> **WHAT TO PRODUCE**: Copy out all lines from the entries below in which "JSON" occurs.

> **DATA PROVIDED**:

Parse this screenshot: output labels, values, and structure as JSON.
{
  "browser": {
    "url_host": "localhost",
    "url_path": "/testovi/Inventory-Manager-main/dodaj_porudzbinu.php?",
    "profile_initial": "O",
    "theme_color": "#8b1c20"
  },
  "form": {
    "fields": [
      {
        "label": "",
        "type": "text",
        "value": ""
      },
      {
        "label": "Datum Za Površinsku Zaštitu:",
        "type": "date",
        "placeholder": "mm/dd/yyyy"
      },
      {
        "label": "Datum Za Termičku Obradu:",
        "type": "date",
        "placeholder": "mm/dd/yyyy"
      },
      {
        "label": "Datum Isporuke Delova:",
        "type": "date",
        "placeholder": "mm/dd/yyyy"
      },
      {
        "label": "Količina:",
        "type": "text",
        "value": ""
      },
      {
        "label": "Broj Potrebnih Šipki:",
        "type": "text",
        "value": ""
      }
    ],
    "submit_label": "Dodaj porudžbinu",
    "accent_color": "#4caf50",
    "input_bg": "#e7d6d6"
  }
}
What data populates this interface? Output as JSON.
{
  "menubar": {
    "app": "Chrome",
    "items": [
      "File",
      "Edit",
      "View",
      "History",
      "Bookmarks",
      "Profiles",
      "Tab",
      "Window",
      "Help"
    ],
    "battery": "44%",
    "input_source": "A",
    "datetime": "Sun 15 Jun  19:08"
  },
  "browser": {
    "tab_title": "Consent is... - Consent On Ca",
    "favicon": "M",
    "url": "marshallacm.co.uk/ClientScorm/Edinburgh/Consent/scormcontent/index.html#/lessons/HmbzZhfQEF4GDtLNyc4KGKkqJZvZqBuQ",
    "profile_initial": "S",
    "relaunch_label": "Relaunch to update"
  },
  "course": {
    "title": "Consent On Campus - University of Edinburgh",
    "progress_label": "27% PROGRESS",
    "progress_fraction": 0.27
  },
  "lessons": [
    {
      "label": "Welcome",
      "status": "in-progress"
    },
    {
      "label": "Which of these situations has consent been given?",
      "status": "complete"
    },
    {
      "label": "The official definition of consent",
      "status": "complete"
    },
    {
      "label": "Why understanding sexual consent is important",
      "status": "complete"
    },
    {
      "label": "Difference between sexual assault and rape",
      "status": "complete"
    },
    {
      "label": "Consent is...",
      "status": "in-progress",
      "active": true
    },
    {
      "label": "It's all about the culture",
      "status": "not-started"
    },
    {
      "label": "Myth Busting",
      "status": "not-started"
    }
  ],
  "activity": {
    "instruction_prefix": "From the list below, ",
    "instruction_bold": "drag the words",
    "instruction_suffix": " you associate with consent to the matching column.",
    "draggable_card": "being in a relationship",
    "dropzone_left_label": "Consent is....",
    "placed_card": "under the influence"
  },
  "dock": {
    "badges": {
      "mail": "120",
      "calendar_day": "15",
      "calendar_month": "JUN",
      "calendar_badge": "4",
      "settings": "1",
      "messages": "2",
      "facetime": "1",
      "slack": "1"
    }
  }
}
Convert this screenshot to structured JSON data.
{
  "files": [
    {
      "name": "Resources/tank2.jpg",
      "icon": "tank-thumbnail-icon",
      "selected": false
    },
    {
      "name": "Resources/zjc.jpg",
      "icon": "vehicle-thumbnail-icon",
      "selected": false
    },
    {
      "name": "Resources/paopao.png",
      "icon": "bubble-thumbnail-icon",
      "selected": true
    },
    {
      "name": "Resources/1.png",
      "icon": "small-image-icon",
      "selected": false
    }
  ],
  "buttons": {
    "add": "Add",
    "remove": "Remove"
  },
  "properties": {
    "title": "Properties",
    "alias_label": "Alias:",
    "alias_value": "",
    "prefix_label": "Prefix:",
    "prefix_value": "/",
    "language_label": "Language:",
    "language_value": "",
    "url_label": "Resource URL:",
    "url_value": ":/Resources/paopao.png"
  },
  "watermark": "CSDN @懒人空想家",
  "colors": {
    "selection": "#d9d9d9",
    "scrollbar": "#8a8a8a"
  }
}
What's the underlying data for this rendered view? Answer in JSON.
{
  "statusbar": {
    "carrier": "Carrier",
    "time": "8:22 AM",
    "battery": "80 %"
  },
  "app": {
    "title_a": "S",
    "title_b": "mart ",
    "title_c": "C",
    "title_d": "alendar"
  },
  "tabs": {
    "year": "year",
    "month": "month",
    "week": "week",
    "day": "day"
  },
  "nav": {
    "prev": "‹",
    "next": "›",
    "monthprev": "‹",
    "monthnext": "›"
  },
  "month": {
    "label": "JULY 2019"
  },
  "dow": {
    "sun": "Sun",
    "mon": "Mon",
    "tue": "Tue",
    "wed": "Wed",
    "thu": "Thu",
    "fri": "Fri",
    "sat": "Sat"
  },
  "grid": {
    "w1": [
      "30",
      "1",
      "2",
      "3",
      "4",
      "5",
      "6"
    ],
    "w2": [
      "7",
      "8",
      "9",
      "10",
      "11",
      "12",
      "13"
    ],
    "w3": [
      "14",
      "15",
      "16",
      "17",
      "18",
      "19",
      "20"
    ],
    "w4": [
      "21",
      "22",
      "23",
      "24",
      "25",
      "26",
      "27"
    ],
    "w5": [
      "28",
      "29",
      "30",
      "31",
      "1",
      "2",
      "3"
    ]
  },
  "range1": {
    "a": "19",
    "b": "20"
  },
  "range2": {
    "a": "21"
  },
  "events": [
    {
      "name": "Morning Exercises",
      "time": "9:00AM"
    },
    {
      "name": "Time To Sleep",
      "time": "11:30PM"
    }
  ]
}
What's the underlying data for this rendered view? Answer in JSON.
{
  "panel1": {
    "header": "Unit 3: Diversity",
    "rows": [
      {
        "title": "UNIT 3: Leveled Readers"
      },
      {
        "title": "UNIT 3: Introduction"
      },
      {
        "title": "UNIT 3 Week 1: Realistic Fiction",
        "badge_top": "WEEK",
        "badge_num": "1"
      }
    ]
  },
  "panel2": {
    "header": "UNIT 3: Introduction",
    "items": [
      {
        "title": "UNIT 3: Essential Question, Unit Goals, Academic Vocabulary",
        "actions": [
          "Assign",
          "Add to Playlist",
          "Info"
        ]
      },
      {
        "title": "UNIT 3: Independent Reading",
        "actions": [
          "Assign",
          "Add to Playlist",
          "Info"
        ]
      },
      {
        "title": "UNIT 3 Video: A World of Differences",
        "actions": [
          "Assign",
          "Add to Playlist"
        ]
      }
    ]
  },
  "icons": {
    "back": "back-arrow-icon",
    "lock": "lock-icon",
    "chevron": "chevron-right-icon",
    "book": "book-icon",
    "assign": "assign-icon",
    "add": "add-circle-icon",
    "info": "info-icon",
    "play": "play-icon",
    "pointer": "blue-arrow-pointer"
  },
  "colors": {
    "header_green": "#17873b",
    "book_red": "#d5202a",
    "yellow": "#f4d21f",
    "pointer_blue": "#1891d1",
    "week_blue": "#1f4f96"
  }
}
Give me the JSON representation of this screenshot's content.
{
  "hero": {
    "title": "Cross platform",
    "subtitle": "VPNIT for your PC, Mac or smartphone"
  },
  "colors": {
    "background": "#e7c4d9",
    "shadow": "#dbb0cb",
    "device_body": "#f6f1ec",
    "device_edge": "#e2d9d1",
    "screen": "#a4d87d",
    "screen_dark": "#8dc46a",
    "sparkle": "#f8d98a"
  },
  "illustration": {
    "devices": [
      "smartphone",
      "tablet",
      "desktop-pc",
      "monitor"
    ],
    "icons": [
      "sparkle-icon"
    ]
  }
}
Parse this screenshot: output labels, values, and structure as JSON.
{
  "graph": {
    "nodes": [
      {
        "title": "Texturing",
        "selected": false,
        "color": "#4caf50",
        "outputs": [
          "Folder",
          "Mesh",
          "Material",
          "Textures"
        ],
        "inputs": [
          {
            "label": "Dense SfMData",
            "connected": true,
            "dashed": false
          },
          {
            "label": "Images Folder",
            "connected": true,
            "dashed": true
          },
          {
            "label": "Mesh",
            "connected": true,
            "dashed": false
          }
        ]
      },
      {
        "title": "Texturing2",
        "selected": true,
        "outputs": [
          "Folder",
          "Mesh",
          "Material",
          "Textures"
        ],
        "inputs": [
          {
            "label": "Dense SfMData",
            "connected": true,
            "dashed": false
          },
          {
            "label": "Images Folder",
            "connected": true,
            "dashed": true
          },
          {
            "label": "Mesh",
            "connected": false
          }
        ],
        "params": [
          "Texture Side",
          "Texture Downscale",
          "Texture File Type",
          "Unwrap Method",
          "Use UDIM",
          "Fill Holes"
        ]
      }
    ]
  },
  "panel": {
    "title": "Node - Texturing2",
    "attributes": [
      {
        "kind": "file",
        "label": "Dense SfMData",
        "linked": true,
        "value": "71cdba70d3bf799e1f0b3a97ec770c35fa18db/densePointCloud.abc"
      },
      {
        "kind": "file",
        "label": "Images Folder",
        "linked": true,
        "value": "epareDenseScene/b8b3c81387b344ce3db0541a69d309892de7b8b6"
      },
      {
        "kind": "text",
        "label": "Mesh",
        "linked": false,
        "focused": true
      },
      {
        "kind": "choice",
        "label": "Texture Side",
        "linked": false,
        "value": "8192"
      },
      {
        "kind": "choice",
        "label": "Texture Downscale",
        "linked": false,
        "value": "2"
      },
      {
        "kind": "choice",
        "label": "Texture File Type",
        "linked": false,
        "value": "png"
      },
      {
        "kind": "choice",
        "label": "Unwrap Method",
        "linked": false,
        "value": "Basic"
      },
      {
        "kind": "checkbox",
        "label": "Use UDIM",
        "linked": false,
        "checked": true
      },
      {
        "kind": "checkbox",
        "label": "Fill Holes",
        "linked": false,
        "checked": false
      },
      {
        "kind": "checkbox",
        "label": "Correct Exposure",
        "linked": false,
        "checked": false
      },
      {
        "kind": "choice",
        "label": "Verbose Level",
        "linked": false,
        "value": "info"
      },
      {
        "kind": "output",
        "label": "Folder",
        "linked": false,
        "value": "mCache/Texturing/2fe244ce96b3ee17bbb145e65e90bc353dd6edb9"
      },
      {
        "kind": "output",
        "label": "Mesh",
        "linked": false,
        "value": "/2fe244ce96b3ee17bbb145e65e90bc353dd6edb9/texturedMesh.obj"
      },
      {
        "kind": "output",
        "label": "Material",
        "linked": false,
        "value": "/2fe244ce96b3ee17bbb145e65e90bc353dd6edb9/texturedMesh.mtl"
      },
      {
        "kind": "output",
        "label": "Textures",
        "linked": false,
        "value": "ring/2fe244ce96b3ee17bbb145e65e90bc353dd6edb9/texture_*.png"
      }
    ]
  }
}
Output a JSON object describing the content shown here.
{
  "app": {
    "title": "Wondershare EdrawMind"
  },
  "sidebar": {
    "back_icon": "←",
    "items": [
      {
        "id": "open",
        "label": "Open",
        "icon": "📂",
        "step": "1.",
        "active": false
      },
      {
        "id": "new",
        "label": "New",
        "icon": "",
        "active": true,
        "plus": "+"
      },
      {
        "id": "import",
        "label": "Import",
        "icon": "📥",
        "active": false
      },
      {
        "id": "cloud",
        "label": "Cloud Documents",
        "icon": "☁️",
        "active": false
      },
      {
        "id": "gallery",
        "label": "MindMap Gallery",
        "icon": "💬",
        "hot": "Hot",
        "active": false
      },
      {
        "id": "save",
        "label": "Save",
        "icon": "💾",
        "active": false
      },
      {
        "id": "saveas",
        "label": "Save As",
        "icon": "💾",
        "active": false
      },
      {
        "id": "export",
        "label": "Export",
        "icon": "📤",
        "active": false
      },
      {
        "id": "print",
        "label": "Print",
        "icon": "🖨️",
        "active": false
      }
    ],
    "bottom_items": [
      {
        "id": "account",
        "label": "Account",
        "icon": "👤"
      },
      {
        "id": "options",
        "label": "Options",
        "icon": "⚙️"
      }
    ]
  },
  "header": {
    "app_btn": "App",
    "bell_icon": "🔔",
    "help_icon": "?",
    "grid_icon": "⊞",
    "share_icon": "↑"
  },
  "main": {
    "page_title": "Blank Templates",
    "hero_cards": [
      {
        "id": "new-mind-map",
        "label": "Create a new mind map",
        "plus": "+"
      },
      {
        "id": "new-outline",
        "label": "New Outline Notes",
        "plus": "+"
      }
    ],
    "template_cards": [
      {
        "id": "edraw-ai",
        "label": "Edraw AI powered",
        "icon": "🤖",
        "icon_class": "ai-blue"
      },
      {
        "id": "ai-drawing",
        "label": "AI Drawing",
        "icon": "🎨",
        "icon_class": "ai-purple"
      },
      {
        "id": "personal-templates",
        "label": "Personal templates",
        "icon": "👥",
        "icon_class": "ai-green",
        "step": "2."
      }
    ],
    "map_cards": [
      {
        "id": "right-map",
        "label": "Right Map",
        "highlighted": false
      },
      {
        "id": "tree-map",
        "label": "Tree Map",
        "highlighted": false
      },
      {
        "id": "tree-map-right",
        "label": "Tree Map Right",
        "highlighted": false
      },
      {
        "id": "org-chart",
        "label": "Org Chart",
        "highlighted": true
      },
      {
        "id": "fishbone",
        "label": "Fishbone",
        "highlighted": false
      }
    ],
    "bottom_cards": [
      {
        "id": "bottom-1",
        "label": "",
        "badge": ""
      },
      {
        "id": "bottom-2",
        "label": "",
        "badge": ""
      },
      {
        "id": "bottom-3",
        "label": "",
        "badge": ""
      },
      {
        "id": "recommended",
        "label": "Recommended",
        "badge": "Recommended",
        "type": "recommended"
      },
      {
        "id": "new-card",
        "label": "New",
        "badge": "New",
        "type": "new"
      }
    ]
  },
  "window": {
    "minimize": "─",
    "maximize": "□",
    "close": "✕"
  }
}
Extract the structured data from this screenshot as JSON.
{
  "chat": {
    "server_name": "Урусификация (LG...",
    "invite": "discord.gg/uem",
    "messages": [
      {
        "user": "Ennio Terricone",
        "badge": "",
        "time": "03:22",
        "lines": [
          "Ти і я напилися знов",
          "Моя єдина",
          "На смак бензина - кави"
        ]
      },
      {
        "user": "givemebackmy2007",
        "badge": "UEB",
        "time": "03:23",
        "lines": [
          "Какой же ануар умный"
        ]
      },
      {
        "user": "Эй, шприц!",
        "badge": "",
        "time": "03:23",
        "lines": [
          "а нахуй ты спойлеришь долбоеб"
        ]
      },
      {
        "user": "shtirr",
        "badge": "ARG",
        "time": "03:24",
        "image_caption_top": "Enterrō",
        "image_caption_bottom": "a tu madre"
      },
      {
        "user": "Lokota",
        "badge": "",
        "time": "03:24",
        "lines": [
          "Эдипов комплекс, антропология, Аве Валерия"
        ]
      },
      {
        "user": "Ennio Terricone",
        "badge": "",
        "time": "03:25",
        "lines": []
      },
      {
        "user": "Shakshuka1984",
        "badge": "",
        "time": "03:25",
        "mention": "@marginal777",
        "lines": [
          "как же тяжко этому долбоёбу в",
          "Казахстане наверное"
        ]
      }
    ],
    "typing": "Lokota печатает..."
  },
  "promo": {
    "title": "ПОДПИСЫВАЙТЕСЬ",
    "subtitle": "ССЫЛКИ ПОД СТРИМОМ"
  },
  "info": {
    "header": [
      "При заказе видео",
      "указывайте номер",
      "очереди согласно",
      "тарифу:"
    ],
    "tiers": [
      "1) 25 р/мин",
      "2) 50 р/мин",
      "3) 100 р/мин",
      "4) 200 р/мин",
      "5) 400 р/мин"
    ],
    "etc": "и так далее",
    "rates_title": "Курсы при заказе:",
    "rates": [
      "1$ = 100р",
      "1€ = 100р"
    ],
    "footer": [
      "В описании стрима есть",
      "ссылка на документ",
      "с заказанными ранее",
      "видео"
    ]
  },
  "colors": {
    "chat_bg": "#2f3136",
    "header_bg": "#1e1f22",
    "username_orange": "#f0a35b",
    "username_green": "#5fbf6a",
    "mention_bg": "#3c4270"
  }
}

> **EXPECTED OUTPUT**:
Parse this screenshot: output labels, values, and structure as JSON.
What data populates this interface? Output as JSON.
Convert this screenshot to structured JSON data.
What's the underlying data for this rendered view? Answer in JSON.
What's the underlying data for this rendered view? Answer in JSON.
Give me the JSON representation of this screenshot's content.
Parse this screenshot: output labels, values, and structure as JSON.
Output a JSON object describing the content shown here.
Extract the structured data from this screenshot as JSON.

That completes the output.